[Entries from a dataset of interfaces]
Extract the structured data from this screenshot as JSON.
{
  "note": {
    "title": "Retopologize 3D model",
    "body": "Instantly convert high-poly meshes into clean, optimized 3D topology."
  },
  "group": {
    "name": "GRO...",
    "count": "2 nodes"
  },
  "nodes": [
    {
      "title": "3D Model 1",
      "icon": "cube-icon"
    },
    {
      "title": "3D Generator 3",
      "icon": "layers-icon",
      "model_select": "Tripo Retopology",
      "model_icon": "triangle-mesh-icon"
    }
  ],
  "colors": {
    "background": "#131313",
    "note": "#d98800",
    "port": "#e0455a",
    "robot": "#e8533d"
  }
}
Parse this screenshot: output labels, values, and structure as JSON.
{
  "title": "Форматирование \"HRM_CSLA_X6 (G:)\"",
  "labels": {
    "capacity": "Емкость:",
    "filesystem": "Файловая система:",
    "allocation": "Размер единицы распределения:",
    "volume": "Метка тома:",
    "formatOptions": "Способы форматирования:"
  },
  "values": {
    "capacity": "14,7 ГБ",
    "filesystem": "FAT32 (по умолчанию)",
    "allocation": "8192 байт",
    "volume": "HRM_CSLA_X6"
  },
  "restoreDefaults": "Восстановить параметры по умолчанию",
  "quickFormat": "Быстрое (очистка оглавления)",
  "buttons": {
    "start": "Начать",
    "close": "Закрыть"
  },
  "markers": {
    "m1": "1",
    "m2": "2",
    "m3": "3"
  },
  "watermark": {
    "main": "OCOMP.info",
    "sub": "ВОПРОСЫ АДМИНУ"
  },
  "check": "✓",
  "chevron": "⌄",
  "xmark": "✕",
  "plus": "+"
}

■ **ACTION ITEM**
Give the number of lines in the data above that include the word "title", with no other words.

■ **ANSWER SPACE**
4